As described in the '926 patent solely for illustrative purposes, the filaments are made of a plastic material commercially named Kranton-G from American Shell. During production, a solvent is added to the material for softening. This results in large amount of floppy, slender elastic filaments which uniformly radiate from the core to form the spherical body. The filaments each have an elastic soft fine circular rod-like structure. It is contemplated that the ratio of the central core 42 to the filament length may be varied, as well as the filament stiffness.
The combination of the high density core and the filaments result in a ball-like projectile which is more accurate in flight. Moreover, the elastic soft fine circular rod-like structure provided by the filament has good shock absorbing effect. The instance that spherical slug contacts the target, the filaments absorb much of the energy. Such an arrangement is shown in

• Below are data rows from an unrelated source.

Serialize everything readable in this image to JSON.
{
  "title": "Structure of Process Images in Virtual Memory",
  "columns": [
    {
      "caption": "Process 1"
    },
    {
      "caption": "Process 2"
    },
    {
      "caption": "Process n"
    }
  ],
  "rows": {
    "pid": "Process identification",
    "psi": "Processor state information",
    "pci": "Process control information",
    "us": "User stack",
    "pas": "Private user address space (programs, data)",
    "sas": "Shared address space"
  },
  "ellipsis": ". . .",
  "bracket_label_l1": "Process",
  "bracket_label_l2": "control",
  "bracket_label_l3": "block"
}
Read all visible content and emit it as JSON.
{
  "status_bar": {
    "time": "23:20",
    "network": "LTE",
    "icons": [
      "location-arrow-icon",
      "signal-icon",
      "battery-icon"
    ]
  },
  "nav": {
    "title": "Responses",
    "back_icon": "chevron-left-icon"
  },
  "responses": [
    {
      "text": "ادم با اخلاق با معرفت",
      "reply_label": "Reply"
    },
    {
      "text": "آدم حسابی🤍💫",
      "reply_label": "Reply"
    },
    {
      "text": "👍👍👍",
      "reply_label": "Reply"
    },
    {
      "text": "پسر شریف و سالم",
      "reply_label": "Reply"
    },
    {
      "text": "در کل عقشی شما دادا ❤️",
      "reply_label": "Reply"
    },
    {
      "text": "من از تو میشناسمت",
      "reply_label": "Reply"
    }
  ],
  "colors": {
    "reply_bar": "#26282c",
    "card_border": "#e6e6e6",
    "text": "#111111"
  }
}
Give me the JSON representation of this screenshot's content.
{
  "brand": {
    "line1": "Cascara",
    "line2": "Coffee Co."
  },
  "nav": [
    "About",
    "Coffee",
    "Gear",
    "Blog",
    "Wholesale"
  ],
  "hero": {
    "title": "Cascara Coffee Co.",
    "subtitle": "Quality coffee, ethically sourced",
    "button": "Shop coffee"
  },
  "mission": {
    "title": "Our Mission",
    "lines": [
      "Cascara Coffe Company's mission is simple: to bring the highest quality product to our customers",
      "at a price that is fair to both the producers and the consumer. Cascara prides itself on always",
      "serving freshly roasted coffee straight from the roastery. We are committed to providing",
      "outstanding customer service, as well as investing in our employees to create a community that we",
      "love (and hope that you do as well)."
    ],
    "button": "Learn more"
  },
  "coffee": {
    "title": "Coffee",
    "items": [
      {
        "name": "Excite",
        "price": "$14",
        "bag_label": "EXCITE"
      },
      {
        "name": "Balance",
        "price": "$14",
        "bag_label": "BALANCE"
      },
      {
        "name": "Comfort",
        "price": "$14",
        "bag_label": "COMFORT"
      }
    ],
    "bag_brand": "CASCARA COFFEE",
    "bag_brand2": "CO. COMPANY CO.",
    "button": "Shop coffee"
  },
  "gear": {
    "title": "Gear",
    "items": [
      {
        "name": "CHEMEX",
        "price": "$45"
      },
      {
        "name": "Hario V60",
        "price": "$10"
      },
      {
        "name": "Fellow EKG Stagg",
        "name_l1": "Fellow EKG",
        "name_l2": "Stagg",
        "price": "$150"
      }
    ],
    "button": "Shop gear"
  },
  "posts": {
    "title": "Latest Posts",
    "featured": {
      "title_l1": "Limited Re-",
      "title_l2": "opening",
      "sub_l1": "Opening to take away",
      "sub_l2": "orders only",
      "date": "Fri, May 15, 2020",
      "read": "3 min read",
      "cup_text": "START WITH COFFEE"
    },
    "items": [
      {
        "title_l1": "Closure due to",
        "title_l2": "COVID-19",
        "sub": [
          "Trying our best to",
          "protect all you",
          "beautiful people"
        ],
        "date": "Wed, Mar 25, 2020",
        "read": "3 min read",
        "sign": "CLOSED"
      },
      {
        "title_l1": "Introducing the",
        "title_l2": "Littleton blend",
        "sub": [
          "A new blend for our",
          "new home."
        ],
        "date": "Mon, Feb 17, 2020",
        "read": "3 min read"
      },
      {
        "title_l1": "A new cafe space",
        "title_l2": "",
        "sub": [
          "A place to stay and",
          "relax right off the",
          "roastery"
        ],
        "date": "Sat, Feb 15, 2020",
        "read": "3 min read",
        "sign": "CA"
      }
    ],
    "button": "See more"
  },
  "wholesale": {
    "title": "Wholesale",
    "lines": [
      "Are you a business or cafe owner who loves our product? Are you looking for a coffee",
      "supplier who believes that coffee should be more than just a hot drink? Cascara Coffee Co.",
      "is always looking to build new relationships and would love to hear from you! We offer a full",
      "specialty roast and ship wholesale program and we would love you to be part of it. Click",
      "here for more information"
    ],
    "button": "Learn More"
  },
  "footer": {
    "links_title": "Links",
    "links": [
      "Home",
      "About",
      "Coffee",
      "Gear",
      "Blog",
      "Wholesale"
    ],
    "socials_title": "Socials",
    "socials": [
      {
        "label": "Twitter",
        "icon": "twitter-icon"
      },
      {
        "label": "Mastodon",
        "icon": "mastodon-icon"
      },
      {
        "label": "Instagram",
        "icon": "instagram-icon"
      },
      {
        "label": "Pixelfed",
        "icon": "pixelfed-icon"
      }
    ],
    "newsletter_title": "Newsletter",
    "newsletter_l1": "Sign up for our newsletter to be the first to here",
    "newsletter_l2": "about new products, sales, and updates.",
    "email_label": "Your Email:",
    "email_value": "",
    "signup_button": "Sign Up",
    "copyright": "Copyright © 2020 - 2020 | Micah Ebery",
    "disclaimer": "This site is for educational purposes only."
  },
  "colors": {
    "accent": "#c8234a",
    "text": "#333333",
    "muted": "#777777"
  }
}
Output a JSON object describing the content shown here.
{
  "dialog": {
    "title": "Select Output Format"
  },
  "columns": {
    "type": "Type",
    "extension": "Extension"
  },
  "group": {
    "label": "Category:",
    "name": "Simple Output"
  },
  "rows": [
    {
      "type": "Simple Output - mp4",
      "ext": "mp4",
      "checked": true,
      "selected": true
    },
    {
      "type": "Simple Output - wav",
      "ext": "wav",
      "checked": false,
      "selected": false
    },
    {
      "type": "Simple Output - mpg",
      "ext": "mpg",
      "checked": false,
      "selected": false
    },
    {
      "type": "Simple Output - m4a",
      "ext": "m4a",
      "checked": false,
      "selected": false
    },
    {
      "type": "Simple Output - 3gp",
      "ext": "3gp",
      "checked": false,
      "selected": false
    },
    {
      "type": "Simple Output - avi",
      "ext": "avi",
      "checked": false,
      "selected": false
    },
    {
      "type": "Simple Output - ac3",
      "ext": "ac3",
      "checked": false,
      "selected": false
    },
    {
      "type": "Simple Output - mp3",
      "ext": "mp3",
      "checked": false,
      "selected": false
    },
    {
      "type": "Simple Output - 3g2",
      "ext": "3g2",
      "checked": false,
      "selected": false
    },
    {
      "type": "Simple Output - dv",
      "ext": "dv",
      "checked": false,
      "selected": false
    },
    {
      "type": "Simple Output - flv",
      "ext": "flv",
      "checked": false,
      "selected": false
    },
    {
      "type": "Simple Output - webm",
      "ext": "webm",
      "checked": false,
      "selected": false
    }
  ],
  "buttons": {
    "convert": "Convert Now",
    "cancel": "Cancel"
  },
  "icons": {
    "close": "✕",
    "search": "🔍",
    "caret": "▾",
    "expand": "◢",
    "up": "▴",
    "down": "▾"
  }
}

On impact, those filaments facing forward and making first contact with the target act as shock absorbers by slowing impact. Those filaments radiating out and away from the line of travel will provide shock absorption by providing pliable and deformable surface area reducing the tendency and ability of the projectile to penetrate. As an example: a 1.00″ diameter projectile weighing 45 grains and traveling at 650 feet per second spreads its available kinetic energy across a larger area of the target than does a 0.73″ diameter projectile of the same weight at the same speed. It takes longer for the available energy of the smaller diameter projectile to dissipate its energy, resulting in deeper penetration.
As shown in
The present invention therefore provides close range spherical projectiles having low lethality. Such projectiles contact the target with a stopping impact, yet the energy absorbed by the filaments yields a low risk of target penetration.